  32. Cyclic adenosine monophosphate, a ring-shaped molecule made from ATP that is a common intracellular signaling molecule (second messenger) in eukaryotic cells (for example, in vertebrate endocrine cells). It is also a regulator of some bacterial operons.
    cyclic AMP (cAMP)
  33. __ acts as a second messenger in pathways initiated by both __ and __.
    The hormone epinephrine acts via __ as a second messenger. An epinephrine molecule docks with a receptor protein, which acts through a G protein to activate the enzyme __, which converts ATP into __, which quickly diffuses through the cell and triggers further steps in the signaling pathway.
    • Cyclic AMP
    • G-protein-linked receptors
    • receptor tyrosine kinases
    • cyclic AMP
    • adenylyl cyclase
    • cyclic AMP (cAMP)
  34. A catecholamine hormone secreted from the adrenal medulla that mediates fight-or-flightresponses to short-term stress; also functions as a neurotransmitter.

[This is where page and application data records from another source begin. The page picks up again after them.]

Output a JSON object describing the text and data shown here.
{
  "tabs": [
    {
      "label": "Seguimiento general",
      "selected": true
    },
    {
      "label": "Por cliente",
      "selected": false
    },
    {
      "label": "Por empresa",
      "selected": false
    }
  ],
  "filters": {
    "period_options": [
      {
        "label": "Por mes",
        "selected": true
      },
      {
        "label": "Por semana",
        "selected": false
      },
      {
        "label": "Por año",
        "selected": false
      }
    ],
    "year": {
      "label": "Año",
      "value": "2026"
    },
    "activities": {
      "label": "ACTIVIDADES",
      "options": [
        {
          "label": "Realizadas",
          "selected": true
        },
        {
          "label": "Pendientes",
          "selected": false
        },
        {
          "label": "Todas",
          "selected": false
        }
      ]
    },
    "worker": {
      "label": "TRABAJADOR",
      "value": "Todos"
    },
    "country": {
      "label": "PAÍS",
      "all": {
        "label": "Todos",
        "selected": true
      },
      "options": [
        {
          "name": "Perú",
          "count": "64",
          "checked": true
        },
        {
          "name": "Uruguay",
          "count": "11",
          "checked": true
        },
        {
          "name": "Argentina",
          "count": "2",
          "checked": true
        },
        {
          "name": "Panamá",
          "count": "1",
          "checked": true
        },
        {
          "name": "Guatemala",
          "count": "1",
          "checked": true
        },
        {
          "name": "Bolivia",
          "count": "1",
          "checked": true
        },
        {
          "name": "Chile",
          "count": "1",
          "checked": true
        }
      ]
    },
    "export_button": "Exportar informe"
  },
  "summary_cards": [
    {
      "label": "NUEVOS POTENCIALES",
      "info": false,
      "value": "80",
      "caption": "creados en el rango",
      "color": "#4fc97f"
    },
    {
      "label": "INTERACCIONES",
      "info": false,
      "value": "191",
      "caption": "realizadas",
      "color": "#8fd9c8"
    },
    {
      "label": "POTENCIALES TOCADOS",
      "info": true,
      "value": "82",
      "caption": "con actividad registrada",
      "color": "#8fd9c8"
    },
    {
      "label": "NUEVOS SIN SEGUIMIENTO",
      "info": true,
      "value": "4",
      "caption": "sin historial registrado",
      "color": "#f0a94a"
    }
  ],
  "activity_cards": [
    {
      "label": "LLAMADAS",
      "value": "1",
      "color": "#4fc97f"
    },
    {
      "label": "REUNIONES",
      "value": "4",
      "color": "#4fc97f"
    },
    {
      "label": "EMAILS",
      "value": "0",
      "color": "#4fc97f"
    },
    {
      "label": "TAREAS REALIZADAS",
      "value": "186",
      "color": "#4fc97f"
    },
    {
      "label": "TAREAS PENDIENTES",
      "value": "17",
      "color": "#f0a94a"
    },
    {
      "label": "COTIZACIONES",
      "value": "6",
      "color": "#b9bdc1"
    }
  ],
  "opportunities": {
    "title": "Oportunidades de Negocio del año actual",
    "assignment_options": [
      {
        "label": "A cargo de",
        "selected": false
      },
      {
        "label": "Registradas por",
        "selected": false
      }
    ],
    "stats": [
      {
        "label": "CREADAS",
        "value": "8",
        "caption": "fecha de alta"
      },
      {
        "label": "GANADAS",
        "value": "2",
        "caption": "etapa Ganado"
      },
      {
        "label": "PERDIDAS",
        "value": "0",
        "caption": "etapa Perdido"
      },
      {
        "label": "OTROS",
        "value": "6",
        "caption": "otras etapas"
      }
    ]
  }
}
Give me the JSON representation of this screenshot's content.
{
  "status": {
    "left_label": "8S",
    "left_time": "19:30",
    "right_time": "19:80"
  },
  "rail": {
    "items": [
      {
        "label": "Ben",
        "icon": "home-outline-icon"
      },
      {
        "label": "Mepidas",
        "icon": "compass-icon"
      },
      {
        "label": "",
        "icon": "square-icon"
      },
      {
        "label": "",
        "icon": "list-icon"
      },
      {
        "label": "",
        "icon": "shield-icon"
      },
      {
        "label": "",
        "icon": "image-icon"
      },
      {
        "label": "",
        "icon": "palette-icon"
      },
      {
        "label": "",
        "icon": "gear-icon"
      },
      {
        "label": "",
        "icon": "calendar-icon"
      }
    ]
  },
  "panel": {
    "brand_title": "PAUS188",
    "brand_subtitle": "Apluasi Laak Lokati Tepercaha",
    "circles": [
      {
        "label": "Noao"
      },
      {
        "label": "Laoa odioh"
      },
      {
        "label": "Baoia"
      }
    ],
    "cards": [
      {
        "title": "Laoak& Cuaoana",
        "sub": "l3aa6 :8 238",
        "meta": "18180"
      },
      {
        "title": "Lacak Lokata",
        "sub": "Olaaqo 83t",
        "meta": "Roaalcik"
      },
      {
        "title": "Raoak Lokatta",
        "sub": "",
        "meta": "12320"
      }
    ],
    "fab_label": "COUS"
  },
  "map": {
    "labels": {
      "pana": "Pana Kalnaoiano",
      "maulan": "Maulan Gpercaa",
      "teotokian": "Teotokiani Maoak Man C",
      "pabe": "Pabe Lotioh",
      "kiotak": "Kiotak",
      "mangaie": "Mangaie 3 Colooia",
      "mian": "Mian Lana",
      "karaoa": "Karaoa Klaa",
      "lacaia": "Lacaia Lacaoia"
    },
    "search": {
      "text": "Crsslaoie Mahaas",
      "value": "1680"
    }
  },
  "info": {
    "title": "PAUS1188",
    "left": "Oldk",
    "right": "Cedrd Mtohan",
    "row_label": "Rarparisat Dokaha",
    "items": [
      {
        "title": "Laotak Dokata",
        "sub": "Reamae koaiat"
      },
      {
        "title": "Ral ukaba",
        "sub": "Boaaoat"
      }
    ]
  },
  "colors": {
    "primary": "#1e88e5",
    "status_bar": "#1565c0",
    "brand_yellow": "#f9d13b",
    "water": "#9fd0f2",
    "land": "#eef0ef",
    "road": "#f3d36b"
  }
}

  35. An enzyme that converts ATP to cyclic AMP in response to a chemical signal.
    adenylyl cyclase
  36. An enzyme that transfers phosphate groups from ATP to a protein.
    protein kinase
  37. __ also act as second messengers in signal transduction pathways.
    The signal molecule docks with the receptor and activates an enzyme called phospholipase C. The enzyme cleaves a small molecule called ___ from a certain kind of membrane phospholipid. __docks with a __channel on the endoplasmic reticulum. The channel opens, releasing calcium ions into the cytoplasm, where they activate proteins that carry out cell responses.
    • Calcium ions
    • inositol trisphosphate— IP3
    • IP3
    • calcium
  38. A second messenger that functions as an intermediate between certain nonsteroid hormones and a third messenger, a rise in cytoplasmic Ca2+ concentration.
    inositol trisphosphate (IP3)
  39. Enzymes called __ are important links in many signal transduction pathways.
    protein kinases
  40. What does a protein kinase do?
    More often than not, the activated protein is also a __, which may act on still another __. One kinase may activate many molecules of the next type of kinase in the chain, thus amplifying the signal, until the last kinase activates many molecules of the protein that carries out the final cellular response.
    • catalyzes the transfer of phosphate groups from ATP to another protein.
    • protein kinase x2
  41. A __ ultimately sets in motion some cellular response, such as alteration of metabolism, rearrangement of the cytoskeleton, or modulation of gene activity.
    signal transduction pathway
  42. An extensively branched glucose storage polysaccharide found in the liver and muscle of animals; the animal equivalent of starch.
  43. Here's an example of how signal transduction affects metabolism. The fight-or-flight hormone, epinephrine, causes the liver to do what?
    In a liver cell, epinephrine acts by triggering a cascade of __, which eventually activate molecules of the enzyme __. This enzyme cleaves glycogen molecules, releasing sugar in the form of glucose-1-phosphate.
    • release sugar into the blood for energy
    • protein kinases
    • glycogen phosphorylase
  44. A protein kinase might activate a gene and trigger the synthesis of a new protein. What can the protein then do?
    The protein then redirects cell metabolism.
Card Set
Signal Transduction Pathway
Cell communication